Something that I thought about that didn't come up in class was that the apparition of La Salette initially spoke to Melanie and Maximin in French. This is confusing because Melanie's French was imperfect, necessitating the apparition to switch over to their local dialect. If this really was the Virgin Mary, why would she have started speaking in a language that the children did not understand? For that matter, what she had to say to Melanie and Maximin was itself puzzling. The woman warned them of the town's godlessness and impending famine, but they were only children—and not especially devout children, at that. Melanie was described as "extremely lazy, disobedient, and sullen"; she was illiterate and not very knowledgeable of prayer. Maximin, in a similar vein, was "a reckless child, an innocent without malice but also without foresight." He was also illiterate and had only been taught a few prayers "with a great deal of difficulty." If the Virgin Mary had really appeared, why did she appear with such a portentous message to two children who weren't exactly model Catholics?
The nature of the message's delivery was also unlike previous appearances of Mary that we have seen this quarter. She said:
"If you have wheat, it is not good to sow it. All that you will sow, the beasts will eat, and that which remains the beasts will not dare to eat... A great famine will come. Before the famine comes, the children under seven years of age will be seized by trembling and they will die in the hands of those who hold them..."
This sounds to me nothing like the benevolent, radiant maternal figure of previous visions and encounters. Rather, it reminds me of the more wrathful Old Testament God. Why was there this sudden and dramatic shift in the tone of the apparition—now somewhat fallible, having initially tried communicating in a language that the children did not understand? The message in the event seemed to have been ignored by the population; there was no large scale attempt by the clergy to use it to rally religious fervor, and it seems that there was little panic caused by the prediction of hardship. Rather, one of the features of the apparition that contributed most to its popularity was the miraculous healing spring.
The message delivered by the apparition at
Lourdes made me think
along similar lines. Among some of Mary's most extolled virtues were her
humility in our earlier readings; although the vision that appeared to
Bernadette was not as wrathful as the one that spoke to Melanie and Maximin, it
seemed to lack that humility. It reportedly had said: "I am the Virgin of
the Immaculate Conception. I want a chapel built on this very spot."
Demanding the construction of a chapel doesn't strike me as particularly
humble. What changed, then, in the image of Mary and the nature of her popular
cult? As the world entered the age of modernity, it seemed that not only did
visions of the Virgin Mary begin appearing to less educated people and become
more accessible to people without a strict religious background and education, but
her messages also began to shift, losing some of their old maternal quality.
Some of the changes in her appearances' receptions may have been due to simple practicality. Unlike previous writers who we have read, the children at La Salette,
and Fatima came from poor and troubled backgrounds.

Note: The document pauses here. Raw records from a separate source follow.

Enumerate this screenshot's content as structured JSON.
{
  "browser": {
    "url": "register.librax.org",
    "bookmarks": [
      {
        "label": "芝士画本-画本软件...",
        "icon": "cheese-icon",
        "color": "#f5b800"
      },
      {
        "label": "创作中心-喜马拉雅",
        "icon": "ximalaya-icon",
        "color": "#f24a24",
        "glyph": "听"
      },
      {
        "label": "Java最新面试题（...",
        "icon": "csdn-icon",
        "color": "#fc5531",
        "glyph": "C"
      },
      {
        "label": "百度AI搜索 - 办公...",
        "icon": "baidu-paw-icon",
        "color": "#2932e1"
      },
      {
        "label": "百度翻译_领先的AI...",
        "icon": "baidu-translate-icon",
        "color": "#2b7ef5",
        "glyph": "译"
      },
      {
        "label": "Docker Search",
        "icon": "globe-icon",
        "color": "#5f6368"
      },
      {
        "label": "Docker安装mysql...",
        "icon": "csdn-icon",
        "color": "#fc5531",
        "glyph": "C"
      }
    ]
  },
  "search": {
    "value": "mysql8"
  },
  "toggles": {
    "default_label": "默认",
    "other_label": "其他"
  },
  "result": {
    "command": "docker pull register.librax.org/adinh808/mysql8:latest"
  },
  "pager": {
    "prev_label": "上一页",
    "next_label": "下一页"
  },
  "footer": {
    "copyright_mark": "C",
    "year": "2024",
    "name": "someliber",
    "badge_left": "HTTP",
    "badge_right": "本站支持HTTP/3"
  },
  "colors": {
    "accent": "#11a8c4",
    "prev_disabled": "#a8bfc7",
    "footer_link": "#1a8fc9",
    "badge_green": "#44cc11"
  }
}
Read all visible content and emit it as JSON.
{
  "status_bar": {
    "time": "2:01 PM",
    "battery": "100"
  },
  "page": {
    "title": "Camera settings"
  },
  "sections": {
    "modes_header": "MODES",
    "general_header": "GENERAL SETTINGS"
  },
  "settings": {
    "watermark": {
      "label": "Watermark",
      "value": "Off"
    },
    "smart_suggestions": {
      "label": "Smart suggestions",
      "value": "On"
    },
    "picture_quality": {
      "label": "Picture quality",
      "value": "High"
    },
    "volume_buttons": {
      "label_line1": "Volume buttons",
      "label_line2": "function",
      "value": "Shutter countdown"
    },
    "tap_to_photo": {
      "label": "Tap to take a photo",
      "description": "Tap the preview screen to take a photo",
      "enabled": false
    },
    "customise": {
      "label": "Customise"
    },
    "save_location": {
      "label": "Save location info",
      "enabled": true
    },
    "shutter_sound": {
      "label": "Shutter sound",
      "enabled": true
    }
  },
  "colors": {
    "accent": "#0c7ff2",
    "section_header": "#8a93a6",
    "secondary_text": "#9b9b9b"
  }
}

They
(and those close to them) had little time, much less the religious education
and upbringing in some instances, to properly receive and digest the visions as
Maria de Agreda had done, and in any case had other things to worry about. For
instance, one of the reasons that Lucia's visions created a rift between her
and her mother was that one of the effects of the visions was to hurt them
economically. "Lucia's sisters... found themselves, after the onset of the
apparition, spending a large amount of time dealing with the people who wanted
to speak with Lucia and watching the sheep in her place so that she could spend
time with these people herself... These were matters of considerable
importance, at a time of general economic distress, for a family who had only
limited resources to start with..."
This unfortunate practicality stemming from the children's backgrounds was not the only new aspect of Marian devotion in the "modern" world. As Marian and Christian devotion became more "decentralized" and prominent in local, small towns and villages, the effects of their smallness became more evident. Melanie and Maximin were not fluent in French; there has also been some discussion over the vision at
Lourdes and how it fit
into local Pyrenean religion. "Although [Bernadette's] apparition bore
little resemblance to orthodox Marian imagery, its similarities with mythical
creatures of Pyrenean folklore were much more marked... Bernadette chose the
term used to describe fairies, the little women of the forest." What
Bernadette saw was a little girl—a child like herself, not a maternal figure at
all. Nonetheless, the events at Lourdes
were eventually accepted by the Catholic Church, Bernadette was later canonized
as a saint and the shrine requested by the apparition was built.
Modernity, then—much had changed over the course of the centuries. Visible instances Marian devotion had spread to a much wider social strata, and the nature of the appearances had changed to reflect differences between locales and the unique socioeconomic circumstances of any particular visionary. That these apparitions were accepted by the authorities indicates that these changes were recognized by the Catholic Church, as well.